It is clear that 2009 has been a great year for the Gulf Cooperation Council (GCC) PR industry. It has been, arguably, a defining period that should be celebrated. The GCC economy generally fared better than almost every other part of the world and PR has been the least affected of all marketing disciplines.
The biggest cause for celebration, however, is that this year saw the PR industry in the GCC grow up. Here is a snapshot of how the jobs market has evolved in each major location.
As recently as summer 2008, the PR talent pool in Dubai featured a bewildering mix of overpaid, underqualified, dollar-chasing and often disloyal practitioners interspersed with glimmers of real talent. Great PR practitioners of every creed have always been here, but they were hard to find and even harder to keep hold of. Thanks to a strong dose of economic reality, hundreds of less skilled people have received something of a shock: redundancy, pay cuts and the need to compete hard on talent alone. This is welcome news: recruiters can now work with conscientious practitioners who take their careers seriously, and hiring managers can take their pick. Dubai really has come of age.
Abu Dhabi is the UAE city du jour and every quality PR agency in the world knows it. Fleishman-Hillard opened its doors here in the middle of the biggest recession in living memory. Unemployed Dubai-based PROs now have a stark choice: keep waiting for a Dubai job and watch their savings shrink, or move to Abu Dhabi. Many now endure the daily commute. Salaries are skewed by the anti-free-market hiring of locals, but aside from that, the only real challenge is getting enough talented practitioners on board to cope with demand.
Kingdom of Saudi Arabia
A GDP of $469bn and more than 28 million inhabitants made focusing on the Kingdom of Saudi Arabia a no-brainer for the PR industry in 2009, but it is difficult to grow and sustain an agency here. Attracting and retaining talent is the biggest obstacle. Senior Western unmarried PROs are happy to work here for a while, but those with families rarely touch it. Sourcing senior Arab talent is difficult. Many wish to leave, and those who remain often lack the experience needed. It is hard to define a positive direction for our industry here. What is true is that its GDP growth and various infrastructure developments present an enticing challenge.

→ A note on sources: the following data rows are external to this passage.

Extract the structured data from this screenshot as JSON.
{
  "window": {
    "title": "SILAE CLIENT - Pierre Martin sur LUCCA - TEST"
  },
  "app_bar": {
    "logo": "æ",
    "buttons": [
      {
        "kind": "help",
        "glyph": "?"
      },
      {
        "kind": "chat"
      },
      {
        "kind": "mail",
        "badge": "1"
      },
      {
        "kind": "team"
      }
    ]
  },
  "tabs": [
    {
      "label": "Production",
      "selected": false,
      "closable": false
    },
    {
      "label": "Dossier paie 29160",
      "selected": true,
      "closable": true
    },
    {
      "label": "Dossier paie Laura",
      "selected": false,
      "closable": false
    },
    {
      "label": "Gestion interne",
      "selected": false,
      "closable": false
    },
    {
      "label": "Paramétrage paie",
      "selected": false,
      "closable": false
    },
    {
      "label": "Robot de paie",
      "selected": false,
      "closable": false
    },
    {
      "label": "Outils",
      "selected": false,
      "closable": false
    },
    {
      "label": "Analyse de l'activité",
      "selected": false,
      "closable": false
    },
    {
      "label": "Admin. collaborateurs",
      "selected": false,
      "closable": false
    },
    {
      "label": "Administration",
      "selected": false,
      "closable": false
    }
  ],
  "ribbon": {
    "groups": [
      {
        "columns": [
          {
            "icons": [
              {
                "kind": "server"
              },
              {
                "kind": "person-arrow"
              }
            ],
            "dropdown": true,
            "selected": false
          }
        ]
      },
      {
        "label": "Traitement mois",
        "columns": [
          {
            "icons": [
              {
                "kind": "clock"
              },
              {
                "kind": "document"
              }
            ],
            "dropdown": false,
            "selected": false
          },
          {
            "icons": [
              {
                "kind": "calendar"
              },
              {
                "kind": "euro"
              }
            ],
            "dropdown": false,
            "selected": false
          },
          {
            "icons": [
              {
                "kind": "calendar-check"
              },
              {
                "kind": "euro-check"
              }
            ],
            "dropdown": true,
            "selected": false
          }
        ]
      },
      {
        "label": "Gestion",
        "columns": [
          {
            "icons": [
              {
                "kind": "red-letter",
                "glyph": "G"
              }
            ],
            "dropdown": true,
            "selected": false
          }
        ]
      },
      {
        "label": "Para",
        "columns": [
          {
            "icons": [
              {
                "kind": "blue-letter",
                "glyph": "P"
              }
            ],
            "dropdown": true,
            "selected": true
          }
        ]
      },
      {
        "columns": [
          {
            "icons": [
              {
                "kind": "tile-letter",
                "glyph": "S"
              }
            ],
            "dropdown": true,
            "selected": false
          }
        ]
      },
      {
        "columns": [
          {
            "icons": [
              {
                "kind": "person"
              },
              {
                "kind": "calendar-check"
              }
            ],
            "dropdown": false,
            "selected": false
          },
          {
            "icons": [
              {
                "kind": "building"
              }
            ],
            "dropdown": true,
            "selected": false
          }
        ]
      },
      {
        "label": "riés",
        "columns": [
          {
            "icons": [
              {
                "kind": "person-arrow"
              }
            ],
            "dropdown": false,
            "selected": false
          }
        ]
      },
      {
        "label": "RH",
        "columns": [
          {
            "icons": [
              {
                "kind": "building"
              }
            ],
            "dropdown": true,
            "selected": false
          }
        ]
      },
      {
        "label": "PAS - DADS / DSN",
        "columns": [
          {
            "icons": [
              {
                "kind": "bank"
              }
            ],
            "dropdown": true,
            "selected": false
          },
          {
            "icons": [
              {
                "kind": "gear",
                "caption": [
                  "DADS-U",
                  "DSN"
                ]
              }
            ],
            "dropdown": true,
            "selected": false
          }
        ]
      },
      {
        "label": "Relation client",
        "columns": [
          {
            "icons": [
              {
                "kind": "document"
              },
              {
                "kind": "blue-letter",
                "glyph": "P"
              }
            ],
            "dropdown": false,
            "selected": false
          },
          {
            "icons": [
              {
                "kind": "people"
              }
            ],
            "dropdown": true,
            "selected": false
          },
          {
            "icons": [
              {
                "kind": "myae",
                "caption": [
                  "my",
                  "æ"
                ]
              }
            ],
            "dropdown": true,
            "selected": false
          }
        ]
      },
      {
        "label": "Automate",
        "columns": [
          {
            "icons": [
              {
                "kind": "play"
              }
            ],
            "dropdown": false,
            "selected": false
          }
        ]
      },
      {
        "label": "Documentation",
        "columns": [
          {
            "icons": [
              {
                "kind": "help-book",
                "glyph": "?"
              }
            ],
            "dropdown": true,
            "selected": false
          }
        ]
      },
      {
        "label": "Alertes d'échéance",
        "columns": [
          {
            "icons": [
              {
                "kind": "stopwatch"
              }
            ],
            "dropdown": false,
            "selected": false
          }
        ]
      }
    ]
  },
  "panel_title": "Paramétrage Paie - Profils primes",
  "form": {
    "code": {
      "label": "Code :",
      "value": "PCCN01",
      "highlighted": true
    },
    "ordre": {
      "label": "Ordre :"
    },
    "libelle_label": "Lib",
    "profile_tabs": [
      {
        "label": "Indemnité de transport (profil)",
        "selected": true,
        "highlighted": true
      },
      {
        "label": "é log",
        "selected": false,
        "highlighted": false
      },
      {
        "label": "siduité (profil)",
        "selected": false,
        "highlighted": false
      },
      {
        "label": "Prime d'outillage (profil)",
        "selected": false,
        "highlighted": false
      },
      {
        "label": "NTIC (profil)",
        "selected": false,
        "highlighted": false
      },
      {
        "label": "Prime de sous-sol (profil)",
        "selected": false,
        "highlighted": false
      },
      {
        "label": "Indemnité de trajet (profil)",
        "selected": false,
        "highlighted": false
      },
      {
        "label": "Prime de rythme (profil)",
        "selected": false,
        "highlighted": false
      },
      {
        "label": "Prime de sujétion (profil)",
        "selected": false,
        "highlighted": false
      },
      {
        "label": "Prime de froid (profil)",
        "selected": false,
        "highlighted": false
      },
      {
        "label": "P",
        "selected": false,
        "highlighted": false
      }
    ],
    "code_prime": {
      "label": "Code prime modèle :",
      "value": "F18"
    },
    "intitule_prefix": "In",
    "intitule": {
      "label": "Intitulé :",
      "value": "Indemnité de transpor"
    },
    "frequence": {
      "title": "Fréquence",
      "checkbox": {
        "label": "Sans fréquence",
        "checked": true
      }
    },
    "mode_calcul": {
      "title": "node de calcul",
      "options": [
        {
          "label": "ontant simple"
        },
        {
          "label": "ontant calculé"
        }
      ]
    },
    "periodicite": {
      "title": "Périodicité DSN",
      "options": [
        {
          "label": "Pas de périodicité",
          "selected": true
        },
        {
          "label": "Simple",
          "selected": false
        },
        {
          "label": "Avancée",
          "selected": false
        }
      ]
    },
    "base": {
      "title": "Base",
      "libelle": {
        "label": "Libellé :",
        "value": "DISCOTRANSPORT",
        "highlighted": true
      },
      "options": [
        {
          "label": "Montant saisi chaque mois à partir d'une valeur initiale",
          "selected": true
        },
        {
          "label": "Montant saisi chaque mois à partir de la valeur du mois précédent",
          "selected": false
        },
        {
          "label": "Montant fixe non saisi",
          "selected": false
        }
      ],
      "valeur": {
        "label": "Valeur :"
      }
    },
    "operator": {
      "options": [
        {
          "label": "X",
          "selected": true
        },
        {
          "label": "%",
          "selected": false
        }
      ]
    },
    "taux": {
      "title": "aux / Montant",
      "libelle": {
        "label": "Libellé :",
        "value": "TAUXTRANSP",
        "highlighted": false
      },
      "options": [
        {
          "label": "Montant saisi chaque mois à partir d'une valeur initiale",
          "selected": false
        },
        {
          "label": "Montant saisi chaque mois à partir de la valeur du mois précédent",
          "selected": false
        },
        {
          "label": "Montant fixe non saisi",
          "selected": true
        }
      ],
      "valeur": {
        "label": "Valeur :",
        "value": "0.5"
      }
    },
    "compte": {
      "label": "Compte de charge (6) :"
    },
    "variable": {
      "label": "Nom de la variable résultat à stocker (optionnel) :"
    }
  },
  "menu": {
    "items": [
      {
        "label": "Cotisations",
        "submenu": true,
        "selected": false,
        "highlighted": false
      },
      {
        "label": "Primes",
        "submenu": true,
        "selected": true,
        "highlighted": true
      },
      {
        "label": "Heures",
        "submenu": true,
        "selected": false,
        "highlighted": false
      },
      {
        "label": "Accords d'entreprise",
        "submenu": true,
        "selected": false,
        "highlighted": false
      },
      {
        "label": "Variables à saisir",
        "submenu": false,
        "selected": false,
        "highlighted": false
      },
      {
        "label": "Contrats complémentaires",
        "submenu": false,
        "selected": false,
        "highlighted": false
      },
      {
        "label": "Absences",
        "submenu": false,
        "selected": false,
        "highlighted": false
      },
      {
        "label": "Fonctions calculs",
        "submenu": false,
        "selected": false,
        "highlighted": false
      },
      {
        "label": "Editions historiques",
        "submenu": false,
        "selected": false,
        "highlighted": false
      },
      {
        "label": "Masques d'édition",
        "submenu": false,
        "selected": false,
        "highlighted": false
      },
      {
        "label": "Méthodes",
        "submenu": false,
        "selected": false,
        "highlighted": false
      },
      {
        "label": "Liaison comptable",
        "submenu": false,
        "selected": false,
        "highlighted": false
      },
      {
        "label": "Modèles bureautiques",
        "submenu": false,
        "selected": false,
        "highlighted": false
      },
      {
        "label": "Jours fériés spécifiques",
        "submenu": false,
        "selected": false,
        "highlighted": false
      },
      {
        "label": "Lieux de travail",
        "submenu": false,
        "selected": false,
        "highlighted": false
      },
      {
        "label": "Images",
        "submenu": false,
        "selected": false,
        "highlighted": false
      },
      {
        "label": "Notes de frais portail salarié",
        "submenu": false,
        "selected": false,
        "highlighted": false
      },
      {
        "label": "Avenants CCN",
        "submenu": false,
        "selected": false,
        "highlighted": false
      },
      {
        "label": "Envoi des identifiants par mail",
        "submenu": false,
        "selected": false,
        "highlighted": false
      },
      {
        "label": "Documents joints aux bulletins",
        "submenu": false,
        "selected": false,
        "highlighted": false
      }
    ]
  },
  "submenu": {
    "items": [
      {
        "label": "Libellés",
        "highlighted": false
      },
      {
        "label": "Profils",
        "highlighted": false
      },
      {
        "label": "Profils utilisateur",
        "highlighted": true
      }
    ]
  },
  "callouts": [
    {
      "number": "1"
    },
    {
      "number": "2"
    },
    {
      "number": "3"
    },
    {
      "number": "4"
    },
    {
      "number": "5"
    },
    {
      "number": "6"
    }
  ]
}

The evolution in Qatar is fascinating: its conservative culture and corporate politics make it a prickly market. While Qatar is clearly booming and in-house opportunities seem plentiful, many major government projects refuse to hire ex-pats, including Jordanians or Egyptians. Sourcing great people has become a problem. Crucially, however, Qatar has enjoyed the spotlight during 2009, thanks particularly to the Qatar Foundation and its myriad projects.
Some PR firms invested heavily in Bahrain this year by making senior hires; others complain of a shortage of business and downward pressure on fees. The general feeling is that it is hard work with diminishing returns. Luckily, many senior PR directors want to move here for lifestyle and cost reasons. The glut of senior talent coming in from the West means Bahrain can take its pick.
A tighter job market has worked wonders for the region's PR industry. It has introduced a new work ethic in many and burst the salary bubble for most - which is very good news.
VIEWS IN BRIEF
Which media have proved the most accurate/comprehensive in reporting the effects of recession in the Middle East?
The National (newspaper).
What organisation has enhanced its reputation this year by remaining open in its communications?
Mubadala would be the obvious choice. It is totally transparent with its earnings and patently listens to its advisers. It has a strong team and it continues to shine.
Has the development of internal communications progressed or regressed in the past 12 months? Why?
I can see no evidence of either happening this year.
- George Stothard is head of Middle Eastern operations at recruitment agency PRJS.